Skip to content Skip to navigation

Business as usual

October 1, 2008
by Robert H. Binstock, PhD
| Reprints
No substantive changes seen in LTC with new president

Next month, a new president will be voted into office. With both Senators Barack Obama and John McCain espousing change, will the new occupant in the White House bring much-needed change in the long-term care industry? Long-Term Living asked a leading expert in aging, Robert Binstock, PhD, of Case Western Reserve University, Cleveland, Ohio, for his thoughts on what a new president might mean to the future of long-term care. Executive Editor Maureen Hrehocik spent an afternoon with Dr. Binstock talking about the prospects for long-term care.

Hrehocik: What are the prospects for long-term care in this election year?

Dr. Binstock: I don't see many prospects for long-term care being a serious issue in this election. There's no indication from either candidate at this point that they have any interest in the issue of long-term care. There are so many other issues that seem very pressing to the American public in general, such as how to deal with the operation in Iraq, the economy, jobs, and even in the so-called “value issues.” That, in itself, tells me that long-term care won't be a serious issue. Even taking a longer term perspective, it hasn't been a serious issue on the public policy agenda since it was part of President Clinton's healthcare reform proposal. Of course, long-term care is on the public agenda with respect to federal and state concerns about the growing cost of Medicaid. In that sense, it's on the agenda in a very negative fashion.

Hrehocik: Have the elderly become a political force?

Dr. Binstock: The elderly, as voters, haven't really been a political force at all. Older people distribute their votes among candidates at about the same proportions as all age groups, except for the very youngest age group which doesn't have its partisan attachments yet. “The elderly” is a very heterogeneous group of people; by social class, economic status, race, and priorities they give various issues. The elderly are not a political movement. AARP has gotten far more active in recent years as a “representative” of the elderly. But it's not particularly pushing anything in a major way regarding long-term care. It's only talking in generalities about healthcare reform. It's just saying this is something that needs to be done. It's very vague. No one has a good handle on it.

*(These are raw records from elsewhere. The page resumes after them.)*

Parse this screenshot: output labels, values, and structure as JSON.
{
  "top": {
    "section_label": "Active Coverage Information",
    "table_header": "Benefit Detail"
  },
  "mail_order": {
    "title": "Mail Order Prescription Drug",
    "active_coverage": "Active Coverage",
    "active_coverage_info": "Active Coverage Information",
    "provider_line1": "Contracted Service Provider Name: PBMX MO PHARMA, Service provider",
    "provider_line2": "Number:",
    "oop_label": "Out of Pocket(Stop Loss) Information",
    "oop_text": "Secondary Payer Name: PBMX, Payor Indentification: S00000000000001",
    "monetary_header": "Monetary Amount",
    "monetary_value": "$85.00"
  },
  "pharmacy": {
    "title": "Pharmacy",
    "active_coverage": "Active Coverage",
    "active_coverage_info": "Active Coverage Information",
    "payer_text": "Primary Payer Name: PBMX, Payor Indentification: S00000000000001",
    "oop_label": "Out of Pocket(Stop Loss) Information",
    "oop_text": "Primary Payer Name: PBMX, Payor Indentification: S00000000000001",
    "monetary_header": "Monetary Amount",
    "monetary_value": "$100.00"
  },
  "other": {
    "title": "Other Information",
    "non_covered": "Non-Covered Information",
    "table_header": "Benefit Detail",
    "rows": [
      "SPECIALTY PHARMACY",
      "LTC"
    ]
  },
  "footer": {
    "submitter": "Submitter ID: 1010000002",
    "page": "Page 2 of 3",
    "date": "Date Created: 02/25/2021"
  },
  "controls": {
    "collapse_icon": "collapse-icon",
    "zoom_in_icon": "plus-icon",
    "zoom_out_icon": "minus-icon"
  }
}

Hrehocik: Does anyone or any group have a handle on it?

Dr. Binstock: There are a number of organizations that care about these issues, but they don't have substantial power. I think the greatest potential for a strong political movement lies with the families of those who need care—relatives who are providing care, and who have loved ones in residential facilities. I can see them becoming a real political force because they have a lot more in common than the elderly do. Of course, what they have in common is the relative's need for long-term care and, in the case of caregivers, the physical, psychological, social, and economic burdens of providing care. It's been striking to me when I give various talks around the country, how much the issue of long-term care really resonates among lay audiences. I spoke at the National Health Policy Forum early this summer in Washington. This was a panel with three of us giving presentations about all sorts of things regarding the elderly. We had an extensive discussion at the end of the session and it turned out that everyone in the audience wanted to talk about the issues of caregiving and long-term care. The moderator kept trying to get them to move along to other issues and she couldn't do it! The audience was people who worked for various agencies in the federal government, Census Bureau, CMS, Capitol Hill staffers, all of whom had interest in the other topics we talked about, but what they wanted to talk about most was long-term care. So it seems to me, that's where the potential to improve all sorts of things relating to long-term care lies. The growing potential is also exemplified with more and more media attention to these issues. Recently, the New York Times had a front-page story that was all about respite care. It was very well done and extensive and thoughtful. It concerned how caregivers should really become more aware of respite care and what it could do for them. It indicated more and more nursing homes that don't have respite care beds, are recognizing that they might very well designate some of their beds for that purpose, which I thought was an interesting development. I think the media are paying more and more attention to these issues and writing them up very well.

Hrehocik: Is there any movement in the direction of families becoming the political force championing long-term care?

Pages

Topics